The California State University, Dominguez Hills Labor Studies Program and Labor Studies Club presents the Fifth Annual Labor, Social and Environmental Justice Fair on Thursday, April 25, from 9 a.m. to 4 p.m. on the East Walkway of the Loker Student Union. The fair – with the theme, “Plant the Seeds of Change”– is free and open to the public.
“Anyone who is interested in becoming involved in labor, social justice and/or environmental work, or simply wants to learn about current issues is invited to attend the fair,” said Vivian Price, Ph.D., Labor Studies Program coordinator and advisor for the fair. The daylong fair is designed to connect students and members of the community with local unions and organizations that are doing social justice work.

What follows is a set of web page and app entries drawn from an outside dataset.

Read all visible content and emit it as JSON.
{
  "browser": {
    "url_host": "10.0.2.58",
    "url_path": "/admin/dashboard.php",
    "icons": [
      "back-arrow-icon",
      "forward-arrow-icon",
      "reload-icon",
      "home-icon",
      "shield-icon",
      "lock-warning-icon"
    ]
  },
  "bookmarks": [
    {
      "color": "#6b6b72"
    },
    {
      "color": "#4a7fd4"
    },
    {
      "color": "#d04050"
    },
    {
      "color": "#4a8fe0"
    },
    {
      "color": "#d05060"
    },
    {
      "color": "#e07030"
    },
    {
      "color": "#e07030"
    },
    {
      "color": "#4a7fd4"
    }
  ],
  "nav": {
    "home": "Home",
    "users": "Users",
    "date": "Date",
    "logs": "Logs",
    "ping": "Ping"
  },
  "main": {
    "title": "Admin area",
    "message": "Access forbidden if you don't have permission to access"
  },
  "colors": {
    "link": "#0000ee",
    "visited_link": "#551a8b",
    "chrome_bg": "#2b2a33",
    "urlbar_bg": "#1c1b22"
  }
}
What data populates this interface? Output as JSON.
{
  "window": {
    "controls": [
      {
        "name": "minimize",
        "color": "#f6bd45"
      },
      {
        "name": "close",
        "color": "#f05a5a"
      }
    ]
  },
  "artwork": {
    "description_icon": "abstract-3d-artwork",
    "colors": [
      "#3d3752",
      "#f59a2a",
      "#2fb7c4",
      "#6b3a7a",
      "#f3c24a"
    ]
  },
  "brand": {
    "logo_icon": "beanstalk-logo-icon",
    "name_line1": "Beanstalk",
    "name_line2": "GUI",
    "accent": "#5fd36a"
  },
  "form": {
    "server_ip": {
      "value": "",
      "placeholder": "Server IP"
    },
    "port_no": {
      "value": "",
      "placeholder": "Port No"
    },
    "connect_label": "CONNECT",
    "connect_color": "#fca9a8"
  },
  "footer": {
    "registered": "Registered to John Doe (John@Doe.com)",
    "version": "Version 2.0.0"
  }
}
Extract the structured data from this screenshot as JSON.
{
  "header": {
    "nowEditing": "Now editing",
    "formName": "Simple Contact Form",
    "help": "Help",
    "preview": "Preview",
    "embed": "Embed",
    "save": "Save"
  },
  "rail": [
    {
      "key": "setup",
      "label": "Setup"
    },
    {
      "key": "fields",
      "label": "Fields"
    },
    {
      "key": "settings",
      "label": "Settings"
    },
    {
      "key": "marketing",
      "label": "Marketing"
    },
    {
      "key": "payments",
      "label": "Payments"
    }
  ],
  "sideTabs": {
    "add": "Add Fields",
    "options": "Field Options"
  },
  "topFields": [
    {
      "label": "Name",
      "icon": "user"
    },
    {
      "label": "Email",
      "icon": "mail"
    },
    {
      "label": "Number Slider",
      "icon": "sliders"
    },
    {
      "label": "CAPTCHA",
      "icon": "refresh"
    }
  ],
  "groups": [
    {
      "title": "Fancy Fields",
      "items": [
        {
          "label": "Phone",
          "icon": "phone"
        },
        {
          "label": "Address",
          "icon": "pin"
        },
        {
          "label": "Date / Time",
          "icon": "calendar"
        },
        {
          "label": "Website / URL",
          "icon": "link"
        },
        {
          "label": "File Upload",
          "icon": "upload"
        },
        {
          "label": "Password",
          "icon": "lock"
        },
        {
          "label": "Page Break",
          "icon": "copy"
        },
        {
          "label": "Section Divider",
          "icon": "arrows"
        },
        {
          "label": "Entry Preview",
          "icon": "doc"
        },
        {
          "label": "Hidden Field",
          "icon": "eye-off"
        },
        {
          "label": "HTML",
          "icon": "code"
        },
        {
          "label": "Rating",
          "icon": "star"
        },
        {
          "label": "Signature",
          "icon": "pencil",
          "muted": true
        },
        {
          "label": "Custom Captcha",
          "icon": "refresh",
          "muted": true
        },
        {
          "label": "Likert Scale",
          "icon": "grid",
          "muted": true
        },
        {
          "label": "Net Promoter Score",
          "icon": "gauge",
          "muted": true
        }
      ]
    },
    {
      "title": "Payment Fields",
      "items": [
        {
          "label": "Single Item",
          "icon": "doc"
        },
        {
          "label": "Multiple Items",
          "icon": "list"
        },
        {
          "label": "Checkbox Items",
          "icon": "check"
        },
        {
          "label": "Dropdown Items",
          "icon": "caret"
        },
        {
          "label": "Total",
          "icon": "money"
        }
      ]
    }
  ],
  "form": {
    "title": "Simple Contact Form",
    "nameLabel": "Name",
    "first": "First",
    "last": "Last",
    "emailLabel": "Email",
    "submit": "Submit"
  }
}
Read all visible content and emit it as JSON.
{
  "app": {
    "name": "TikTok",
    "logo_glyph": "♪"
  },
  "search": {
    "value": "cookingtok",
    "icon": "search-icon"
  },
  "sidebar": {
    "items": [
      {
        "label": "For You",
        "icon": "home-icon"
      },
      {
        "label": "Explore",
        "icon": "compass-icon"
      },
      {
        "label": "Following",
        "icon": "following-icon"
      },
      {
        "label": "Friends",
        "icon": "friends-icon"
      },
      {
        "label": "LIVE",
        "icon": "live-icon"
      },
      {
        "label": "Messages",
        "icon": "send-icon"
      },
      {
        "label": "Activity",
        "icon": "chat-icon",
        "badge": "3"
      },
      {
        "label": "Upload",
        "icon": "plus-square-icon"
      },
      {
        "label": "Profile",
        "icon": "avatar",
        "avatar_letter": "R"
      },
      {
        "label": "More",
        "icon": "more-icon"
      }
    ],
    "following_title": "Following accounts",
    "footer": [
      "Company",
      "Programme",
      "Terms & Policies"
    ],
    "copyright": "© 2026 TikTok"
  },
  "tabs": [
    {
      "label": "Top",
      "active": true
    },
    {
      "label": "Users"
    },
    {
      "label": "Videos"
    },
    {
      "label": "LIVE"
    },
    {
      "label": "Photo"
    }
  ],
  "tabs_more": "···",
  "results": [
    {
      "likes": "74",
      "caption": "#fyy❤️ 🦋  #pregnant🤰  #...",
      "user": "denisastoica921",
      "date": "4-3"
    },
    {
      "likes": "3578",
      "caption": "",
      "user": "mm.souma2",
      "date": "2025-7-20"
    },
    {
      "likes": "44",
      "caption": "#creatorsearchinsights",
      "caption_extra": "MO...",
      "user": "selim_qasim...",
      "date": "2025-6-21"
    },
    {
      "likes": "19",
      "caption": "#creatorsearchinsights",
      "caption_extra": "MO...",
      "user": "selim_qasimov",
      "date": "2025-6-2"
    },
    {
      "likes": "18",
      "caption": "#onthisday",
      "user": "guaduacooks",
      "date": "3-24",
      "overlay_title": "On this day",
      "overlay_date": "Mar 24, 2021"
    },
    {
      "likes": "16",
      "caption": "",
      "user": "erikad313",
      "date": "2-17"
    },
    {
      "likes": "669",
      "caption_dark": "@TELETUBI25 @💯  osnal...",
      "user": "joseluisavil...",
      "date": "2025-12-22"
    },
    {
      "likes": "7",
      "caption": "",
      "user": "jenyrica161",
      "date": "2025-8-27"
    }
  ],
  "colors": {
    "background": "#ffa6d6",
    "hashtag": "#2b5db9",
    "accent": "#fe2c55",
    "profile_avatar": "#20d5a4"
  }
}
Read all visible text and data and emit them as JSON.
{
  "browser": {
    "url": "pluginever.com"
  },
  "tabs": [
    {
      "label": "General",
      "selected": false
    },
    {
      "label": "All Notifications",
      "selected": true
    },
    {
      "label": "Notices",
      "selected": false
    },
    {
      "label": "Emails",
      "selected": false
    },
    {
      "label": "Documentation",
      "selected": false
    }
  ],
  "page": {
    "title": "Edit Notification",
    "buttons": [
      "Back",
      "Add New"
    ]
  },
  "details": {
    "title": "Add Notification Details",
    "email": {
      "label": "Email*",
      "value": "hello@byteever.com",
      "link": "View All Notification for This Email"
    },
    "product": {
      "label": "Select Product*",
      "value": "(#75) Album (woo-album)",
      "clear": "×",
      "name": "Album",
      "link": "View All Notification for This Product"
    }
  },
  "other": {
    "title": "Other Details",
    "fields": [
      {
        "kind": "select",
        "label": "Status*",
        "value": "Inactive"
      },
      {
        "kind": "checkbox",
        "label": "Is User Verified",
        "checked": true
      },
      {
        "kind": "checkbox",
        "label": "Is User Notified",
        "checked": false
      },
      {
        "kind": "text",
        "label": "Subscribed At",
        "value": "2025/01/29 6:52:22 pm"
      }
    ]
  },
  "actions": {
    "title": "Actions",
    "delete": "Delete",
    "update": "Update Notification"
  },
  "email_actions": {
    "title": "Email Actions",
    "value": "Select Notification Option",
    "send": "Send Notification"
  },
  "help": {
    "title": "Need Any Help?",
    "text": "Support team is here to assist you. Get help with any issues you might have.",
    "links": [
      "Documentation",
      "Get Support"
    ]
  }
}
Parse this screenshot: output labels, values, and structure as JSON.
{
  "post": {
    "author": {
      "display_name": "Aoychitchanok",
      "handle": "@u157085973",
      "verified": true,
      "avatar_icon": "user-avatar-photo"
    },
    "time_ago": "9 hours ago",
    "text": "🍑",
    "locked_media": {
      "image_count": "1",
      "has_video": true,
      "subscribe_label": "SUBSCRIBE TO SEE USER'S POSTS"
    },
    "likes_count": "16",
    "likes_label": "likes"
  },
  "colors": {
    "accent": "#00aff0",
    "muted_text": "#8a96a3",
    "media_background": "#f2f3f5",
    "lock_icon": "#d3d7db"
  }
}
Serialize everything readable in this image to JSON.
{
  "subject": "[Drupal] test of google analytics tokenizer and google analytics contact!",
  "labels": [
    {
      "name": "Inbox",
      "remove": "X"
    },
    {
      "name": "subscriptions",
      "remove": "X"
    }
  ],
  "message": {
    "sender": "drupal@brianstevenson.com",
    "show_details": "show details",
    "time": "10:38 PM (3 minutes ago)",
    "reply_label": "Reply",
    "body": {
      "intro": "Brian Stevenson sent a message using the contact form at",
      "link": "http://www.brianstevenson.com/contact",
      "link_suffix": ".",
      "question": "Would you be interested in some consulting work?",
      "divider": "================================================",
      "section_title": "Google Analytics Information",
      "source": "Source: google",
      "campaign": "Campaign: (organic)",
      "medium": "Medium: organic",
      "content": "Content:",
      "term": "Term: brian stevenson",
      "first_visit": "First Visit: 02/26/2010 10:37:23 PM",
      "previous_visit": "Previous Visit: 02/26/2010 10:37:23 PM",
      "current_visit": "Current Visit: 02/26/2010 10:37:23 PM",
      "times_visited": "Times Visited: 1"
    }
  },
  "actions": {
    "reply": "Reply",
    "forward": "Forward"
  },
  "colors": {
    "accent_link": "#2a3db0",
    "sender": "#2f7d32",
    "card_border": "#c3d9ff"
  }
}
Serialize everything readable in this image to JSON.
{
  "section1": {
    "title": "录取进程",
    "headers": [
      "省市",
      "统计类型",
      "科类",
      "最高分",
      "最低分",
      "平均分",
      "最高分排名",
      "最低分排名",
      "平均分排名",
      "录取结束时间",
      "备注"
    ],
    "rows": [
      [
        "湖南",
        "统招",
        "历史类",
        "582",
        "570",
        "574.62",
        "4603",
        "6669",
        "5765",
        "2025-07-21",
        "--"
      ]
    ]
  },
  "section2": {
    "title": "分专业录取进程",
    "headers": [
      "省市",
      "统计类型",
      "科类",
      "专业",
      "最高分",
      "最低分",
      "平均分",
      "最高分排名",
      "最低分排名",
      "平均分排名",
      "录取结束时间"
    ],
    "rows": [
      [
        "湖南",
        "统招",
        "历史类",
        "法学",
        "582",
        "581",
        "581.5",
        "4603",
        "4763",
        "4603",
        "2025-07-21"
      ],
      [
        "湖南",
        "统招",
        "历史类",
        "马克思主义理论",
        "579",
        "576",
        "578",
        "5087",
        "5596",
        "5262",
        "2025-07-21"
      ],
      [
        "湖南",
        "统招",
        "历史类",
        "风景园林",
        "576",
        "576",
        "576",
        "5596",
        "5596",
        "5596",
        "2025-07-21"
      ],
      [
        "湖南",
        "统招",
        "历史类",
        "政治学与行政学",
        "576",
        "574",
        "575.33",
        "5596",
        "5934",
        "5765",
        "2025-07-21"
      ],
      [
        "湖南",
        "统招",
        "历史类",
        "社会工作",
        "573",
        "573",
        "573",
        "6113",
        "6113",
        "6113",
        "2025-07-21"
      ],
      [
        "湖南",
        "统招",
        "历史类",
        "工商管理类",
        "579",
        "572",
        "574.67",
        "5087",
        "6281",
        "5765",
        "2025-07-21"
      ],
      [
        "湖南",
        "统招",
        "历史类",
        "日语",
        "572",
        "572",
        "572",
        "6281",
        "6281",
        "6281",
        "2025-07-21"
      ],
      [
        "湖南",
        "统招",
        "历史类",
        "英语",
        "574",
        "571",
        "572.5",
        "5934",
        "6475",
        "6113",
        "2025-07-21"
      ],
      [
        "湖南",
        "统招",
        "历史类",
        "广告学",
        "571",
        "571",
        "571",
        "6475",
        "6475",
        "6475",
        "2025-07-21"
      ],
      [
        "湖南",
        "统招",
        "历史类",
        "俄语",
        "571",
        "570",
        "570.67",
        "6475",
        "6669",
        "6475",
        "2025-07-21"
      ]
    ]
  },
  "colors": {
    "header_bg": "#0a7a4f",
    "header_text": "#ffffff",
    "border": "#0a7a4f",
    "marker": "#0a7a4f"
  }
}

Among the featured speakers is Dave Campbell, Secretary Treasurer of United Steelworkers (USW) Local 675. Campbell will speak on Worker Cooperatives and the need to create our own jobs and economy, the cutting edge and nexus of immigrant rights and union organizing. Jimi Castillo will speak about his vision of social justice. Jimi is the Pipe Carrier for the Tongva and the Acjachemen, a Sundancer, and a member of the Bear Society.
Performers at the fair include the socially conscious rap group Shining Sons, a local blues band, the Salt Shakers, the always popular Aztec dancers, as well as a number of others. David Arian, the former International President of the International Longshore Association, and director of the Harry Bridges Institute, will say a few words about labor and community relations. Representatives of the groups attending the fair will have an open mic to tell us about their work and their perspectives. Films will screen in Loker Student Union. An orchid display will take up residency near the bookstore. Next to the orchids, posters made by students in Professor Verba’s Latin American History class will be perched on easels. The famous submersible underwater sea vehicle will be stationed near the stage on the East Walkway. Student organizing and Coalition Building are two of the afternoon workshops.
A variety of community groups and labor organizations will host informational booths and workshops throughout the day as part of the fair’s programming. In addition, the fair will host a special program for local high school students in the Loker Student Union. Miguel Gutierrez, professor of Chicana/o Studies, is directing students in Theater of the Oppressed Forum Theater to spark an interactive discussion of contemporary issues. Visitors, including students from many of the Los Angeles Community Colleges, are expected to converge on our campus to meet and discuss educational justice issues. Stencil artists, upcycling art workshops, silkscreening, music, dance and theater will round out the programming for this year.
In 2012, more than 50 local unions and community groups attended the fair, including the Service Employees International Union, California Faculty Association, the California School Employee’s Association, Teamsters, Clergy & Laity, Black Workers’ Center, Espiritu de Nuestro Futuro, Housing Rights Center, United Steelworkers, and Pride at Work.
The fair will continue its tradition of introducing new students to the university and to the Labor Studies program. The Labor Studies program has been a part of CSU Dominguez Hills since 1977 and is the only such bachelor’s degree program at a state-supported university in Southern California.
On-campus parking is available. Daily visitor permits are $4 and can be purchased using cash, credit or debit cards at kiosk machines located in each lot. CSU Dominguez Hills is located at 1000 E. Victoria St., Carson, CA 90747.
To see our updated schedule, and learn more about the Labor Studies Program, visit: dhlaborstudies.org.
This release was prepared by students in the Labor Studies Club